- There are lots environmental, economic and political reasons for using less fossil fuels, sure, but those are quite different topics. For example, I'm against nuclear weapons, but that does NOT mean that I don't accept the science of nuclear fission. I am, in fact, broadly in favour of reducing fossil fuel use for precisely those reasons, but that does NOT mean that I just blindly accept their pseudo-science. We bribe our kids with the promise of Xmas presents for good behaviour; we don't waffle on about Santa's Naughty List. Treat people like adults and they might just behave like adults.

Wednesday, 20 July 2022

Why Climate "Science" isn't really science.

Ferreting around on my hard disk, looking for an old document, I found this: The People Versus the Climate Research Unit (CRU) by Willis Eschenbach*, which dates back to 2009. The author describes himself as

an amateur scientist with a lifelong interest in the weather and climate. I’m not "directed" by anyone, I’m not a member of a right-wing conspiracy. I’m just a guy trying to move science forwards.
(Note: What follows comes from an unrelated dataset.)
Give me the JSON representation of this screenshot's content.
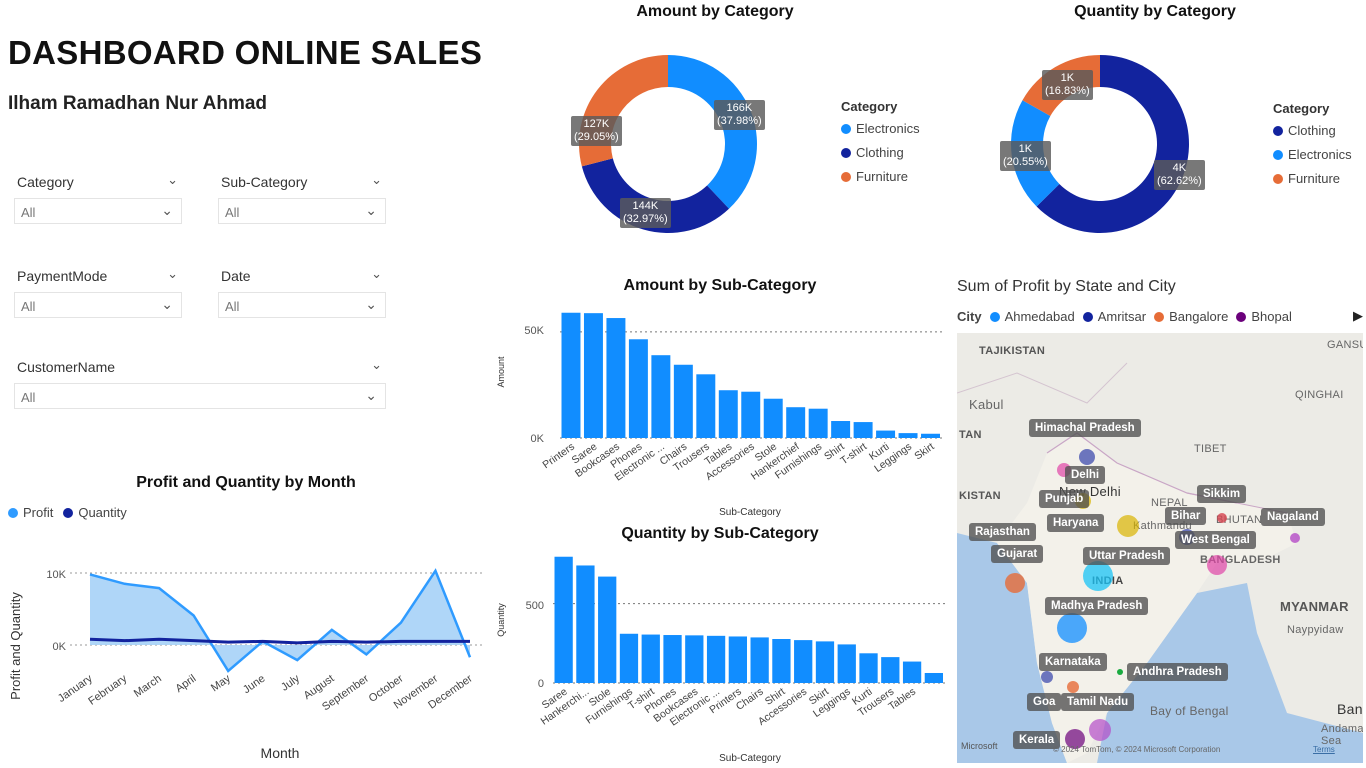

Back in 2004 Warwick Hughes, an Australian climate researcher who had previously been in cordial contact with Phil Jones, the director of the Climate Research Unit of the University of East Anglia (UEA, where the whole AGW scam started, emailed Phil Jones, asking to see copies of the dataset that was used to create the CRU temperature record. Phil Jones famously replied:

Subject: Re: WMO non respondo … Even if WMO agrees, I will still not pass on the data. We have 25 or so years invested in the work. Why should I make the data available to you, when your aim is to try and find something wrong with it. … Cheers Phil

Now this might seem a reasonable response, but, as Willis Eschenbach points out, can only progress if there is a free exchange of scientific data. The scientific model works like this:
• A scientist makes claims, and reveals the data and methods he used to come to his conclusions.
• Other scientists who don’t agree attack the claim by (inter alia) seeing if they can replicate the result, using the first scientist’s data and methods.
• If the claims cannot be replicated, the claim is adjudged to be false.
Obviously, if the data or the methods are kept secret, the claims cannot be verified. Attacking other scientist’s claims is what what scientists do, that's their job description. This adversarial system is the heart of science.

The importance of the Scientific Method is obvious: if other scientists can't see the original data on which a theory is based, the author of the theory can claim any old tosh and it would be very difficult to prove it wrong, as recent history has shown.

*Sadly, I did not keep a record of where I found this on the internet, but if anyone woud like a copy, I would be happy to email it to them.

Edit: Sobers has provided me with a link.